The Bottom Line
I'll cut to the chase; Quite simply the Fujinon 14mm XF is likely the best super-wide angle lens I've ever owned. That's saying a lot considering how many I've owned over the last three decades. I've owned the "best" from Nikon, Leica, and a few other brands. I've vacillated back and forth on a few favorites. There have been some I've loved and a few I've hated. In each case there was at least one thing that bothered me about the one's that fall into the loved category.
I can say the Fuji 14mm is the best because there is absolutely nothing about it that bothers me at all. That's crazy since something bothers me about just about everything else on the planet.
- Image quality, check. Fantastic. As far as I can tell just as good as my Leica 21mm lenses.
- Size and weight, check. Just right.
- Look, as in how it renders overall and especially out of focus areas or focus transitions. Absolutely gorgeous. I've never had that in any super-wide. I thought it might be impossible.
- Speed, check.
- Minimum focus distance, check. You can focus this super close. What's the point of a wide angle that only focuses at 3 feet?
What's not to like? I cannot think of anything.
I'm shocked that I've used the 14mm as much as I have. I thought it would be more of a specialty lens for me. I'm especially shocked at how much I've used it on the Black/White project. I didn't start out that way but ever since I just shot with it for the first time on this project it's been a regular occurrence.
More than a regular occurrence, so much so that I put it away on purpose for the last series of approach experiments I did. I was worried that somehow I was becoming enamored with it in a way that didn't suit the project. I wanted to make sure that where and how I was putting the 14mm to use really fit. It does, at least in my estimation here and now.
All of these images were the first time I used the Fuji super-wide prime on the Black/White project. One of the double edged swords of going wide is that the tiniest moves make huge differences. A foot is like a mile, a degree or two and boom everything changes wildly. I happen to like that and find it useful. I guess that's why I work close and wide compared to most sane people for any given task.
You can see I even attempted framing some fragments with the 14mm. Some may even work but I think I'll stick to 18mm to 35mm for most of that kind of treatment for the project. Not all but most. Even that might seem a little wide but I know background context will be important based on my experiments so I want to err on including a bit too much rather than none based on my experiments so far.

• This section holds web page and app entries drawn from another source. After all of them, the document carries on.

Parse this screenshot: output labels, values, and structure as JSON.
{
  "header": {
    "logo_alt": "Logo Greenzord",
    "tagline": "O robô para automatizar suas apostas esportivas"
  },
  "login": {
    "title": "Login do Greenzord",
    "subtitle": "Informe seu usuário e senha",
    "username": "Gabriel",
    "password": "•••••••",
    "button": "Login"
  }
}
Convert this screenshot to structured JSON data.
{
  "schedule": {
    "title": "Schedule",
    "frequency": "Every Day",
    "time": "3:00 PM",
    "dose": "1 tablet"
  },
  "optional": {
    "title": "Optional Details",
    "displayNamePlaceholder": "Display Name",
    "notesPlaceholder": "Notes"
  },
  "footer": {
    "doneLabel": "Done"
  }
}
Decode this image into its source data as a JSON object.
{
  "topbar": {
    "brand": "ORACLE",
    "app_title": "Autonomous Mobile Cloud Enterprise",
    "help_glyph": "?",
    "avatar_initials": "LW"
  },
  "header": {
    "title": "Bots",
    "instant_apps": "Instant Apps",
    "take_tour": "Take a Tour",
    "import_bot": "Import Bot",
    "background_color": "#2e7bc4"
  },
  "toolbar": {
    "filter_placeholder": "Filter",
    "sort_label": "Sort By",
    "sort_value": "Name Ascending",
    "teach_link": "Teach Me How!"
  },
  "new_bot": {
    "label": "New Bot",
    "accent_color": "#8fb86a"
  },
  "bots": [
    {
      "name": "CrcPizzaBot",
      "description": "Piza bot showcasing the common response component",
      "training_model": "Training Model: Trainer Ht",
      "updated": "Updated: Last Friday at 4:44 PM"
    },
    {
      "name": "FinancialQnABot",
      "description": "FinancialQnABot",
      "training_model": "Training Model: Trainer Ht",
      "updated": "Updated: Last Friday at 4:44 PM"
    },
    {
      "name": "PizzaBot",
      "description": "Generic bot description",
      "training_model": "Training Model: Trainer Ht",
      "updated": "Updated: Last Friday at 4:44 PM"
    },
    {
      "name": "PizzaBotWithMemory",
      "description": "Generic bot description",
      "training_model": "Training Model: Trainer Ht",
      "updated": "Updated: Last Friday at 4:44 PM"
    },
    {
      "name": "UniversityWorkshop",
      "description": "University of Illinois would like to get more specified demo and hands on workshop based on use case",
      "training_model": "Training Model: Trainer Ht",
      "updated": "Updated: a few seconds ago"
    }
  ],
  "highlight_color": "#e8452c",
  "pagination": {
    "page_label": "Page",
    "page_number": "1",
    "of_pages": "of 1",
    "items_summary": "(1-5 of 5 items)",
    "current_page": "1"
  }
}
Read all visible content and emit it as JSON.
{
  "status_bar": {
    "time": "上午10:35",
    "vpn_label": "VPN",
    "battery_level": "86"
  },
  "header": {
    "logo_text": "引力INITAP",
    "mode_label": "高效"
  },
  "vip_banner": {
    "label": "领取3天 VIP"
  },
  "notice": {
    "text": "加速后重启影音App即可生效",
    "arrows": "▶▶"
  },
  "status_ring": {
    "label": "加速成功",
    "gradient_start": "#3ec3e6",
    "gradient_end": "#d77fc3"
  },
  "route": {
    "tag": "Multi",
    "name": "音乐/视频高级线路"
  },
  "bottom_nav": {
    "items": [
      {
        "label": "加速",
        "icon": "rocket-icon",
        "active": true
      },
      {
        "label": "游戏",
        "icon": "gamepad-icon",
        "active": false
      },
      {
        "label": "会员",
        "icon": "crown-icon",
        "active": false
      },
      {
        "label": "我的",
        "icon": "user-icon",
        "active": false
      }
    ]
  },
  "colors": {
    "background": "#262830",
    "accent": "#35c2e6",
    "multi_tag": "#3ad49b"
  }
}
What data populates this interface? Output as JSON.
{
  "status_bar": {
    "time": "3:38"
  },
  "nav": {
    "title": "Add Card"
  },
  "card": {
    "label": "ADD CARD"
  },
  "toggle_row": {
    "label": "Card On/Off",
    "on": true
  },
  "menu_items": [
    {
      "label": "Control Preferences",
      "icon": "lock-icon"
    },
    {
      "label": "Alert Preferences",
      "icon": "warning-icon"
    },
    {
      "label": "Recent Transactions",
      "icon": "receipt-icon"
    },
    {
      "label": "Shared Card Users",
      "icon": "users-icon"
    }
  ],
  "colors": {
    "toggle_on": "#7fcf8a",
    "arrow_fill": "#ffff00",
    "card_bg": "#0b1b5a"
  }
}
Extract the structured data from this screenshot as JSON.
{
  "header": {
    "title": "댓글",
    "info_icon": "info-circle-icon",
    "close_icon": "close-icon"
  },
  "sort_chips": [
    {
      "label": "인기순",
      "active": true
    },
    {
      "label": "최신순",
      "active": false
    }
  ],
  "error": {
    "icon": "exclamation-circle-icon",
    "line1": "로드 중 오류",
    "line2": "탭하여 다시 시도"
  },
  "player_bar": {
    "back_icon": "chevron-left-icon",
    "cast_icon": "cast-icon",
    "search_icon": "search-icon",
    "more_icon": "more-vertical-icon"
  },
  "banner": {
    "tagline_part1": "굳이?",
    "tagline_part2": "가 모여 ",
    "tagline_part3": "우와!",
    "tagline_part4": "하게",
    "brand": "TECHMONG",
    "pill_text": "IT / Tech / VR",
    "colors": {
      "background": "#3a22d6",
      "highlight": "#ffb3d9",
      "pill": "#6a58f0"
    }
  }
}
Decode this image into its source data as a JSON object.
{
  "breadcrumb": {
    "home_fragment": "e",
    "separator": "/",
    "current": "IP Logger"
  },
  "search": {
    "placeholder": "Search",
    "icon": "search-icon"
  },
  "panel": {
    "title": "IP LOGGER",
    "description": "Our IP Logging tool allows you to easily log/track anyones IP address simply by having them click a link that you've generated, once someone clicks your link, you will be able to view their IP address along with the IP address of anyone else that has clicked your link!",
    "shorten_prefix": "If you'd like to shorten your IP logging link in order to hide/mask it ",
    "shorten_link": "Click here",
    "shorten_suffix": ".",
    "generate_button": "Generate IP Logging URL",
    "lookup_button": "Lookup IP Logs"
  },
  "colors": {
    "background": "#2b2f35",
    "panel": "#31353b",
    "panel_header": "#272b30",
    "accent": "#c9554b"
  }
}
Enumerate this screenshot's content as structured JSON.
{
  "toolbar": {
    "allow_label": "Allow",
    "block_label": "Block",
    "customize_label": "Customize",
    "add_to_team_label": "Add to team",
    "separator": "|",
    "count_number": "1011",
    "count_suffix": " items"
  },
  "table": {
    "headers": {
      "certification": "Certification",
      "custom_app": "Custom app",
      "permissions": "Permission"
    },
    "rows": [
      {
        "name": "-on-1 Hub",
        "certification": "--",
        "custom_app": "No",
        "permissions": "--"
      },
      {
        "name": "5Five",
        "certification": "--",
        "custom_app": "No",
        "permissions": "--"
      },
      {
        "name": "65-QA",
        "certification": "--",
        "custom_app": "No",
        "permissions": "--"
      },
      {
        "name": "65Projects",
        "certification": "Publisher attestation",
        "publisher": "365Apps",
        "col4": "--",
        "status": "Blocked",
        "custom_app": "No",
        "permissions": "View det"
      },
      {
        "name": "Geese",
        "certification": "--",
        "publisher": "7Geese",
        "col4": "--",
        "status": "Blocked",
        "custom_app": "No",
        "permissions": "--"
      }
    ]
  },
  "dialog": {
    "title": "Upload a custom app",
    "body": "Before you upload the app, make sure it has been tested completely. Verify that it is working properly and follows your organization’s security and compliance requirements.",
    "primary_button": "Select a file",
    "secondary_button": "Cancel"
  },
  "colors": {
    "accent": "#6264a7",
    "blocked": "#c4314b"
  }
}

For Fuji X-System owners I consider this a must have lens. Just get one. You may even find a used one for rock bottom cash at the moment. I'm guessing since I've read so, so much about people planning on ditching their 14mm for the newer 16mm. While I'm sure that's a fantastic hunk of glass as well I don't see how one lens has to do with the other. As you go super-wide a tiny numerical difference is bigger than you think. I don't consider the 14mm and 16mm to be anywhere close to the same perspective. I never considered 21mm and 24mm to be the same thing on 35mm either.
I'll probably end up with both lenses at some point but for now I don't see using both the 18mm and the 16mm and the 14mm for this project. The 18 is more suitable for framing some fragments really close and the 14 is more suitable for images with a ton of context while maintaining that 2 to 3 foot intimacy I prefer for this project.
Fuji XT-1 14mm